* EXERCISE PROMPT
State how many lines in the entries below include the string "name", and give nothing beyond that number.

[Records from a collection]

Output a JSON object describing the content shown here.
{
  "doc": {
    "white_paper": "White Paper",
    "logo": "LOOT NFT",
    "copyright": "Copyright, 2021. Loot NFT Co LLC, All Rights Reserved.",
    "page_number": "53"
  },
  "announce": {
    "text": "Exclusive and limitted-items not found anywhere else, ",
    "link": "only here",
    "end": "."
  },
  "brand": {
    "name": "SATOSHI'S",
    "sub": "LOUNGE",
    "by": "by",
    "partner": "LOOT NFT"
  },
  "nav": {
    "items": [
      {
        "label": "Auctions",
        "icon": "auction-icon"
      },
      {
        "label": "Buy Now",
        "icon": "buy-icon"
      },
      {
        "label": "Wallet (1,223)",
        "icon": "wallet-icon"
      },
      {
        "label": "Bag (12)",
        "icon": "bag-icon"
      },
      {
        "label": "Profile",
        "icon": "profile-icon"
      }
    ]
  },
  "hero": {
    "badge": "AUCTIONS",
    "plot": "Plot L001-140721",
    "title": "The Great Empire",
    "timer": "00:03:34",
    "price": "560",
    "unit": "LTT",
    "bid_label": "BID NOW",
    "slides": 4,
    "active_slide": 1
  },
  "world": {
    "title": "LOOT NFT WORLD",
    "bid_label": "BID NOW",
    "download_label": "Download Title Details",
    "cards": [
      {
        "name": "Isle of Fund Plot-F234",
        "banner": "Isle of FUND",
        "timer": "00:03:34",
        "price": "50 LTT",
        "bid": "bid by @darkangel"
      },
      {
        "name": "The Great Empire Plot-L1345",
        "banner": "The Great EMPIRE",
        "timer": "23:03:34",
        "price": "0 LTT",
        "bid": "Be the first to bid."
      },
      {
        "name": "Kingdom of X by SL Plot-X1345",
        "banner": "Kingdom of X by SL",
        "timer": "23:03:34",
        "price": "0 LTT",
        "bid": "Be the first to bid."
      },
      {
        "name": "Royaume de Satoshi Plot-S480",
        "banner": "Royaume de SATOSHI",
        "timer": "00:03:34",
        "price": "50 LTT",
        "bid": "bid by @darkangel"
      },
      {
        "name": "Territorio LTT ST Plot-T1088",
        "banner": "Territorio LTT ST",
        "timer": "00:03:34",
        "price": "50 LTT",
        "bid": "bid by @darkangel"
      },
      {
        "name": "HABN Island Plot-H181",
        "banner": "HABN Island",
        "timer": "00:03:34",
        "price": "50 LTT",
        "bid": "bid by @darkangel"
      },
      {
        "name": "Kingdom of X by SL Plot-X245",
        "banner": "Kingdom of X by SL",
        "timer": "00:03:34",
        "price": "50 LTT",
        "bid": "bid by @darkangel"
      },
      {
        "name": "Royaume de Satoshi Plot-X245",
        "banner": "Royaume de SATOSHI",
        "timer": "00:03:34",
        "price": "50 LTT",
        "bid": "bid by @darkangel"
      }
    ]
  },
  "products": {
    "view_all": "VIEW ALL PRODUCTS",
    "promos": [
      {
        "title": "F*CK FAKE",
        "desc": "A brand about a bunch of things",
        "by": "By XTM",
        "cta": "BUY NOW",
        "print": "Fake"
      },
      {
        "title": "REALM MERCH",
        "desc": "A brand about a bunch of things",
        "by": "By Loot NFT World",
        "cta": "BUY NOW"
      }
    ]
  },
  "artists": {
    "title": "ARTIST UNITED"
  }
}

* ANSWER TO THE PROBLEM
9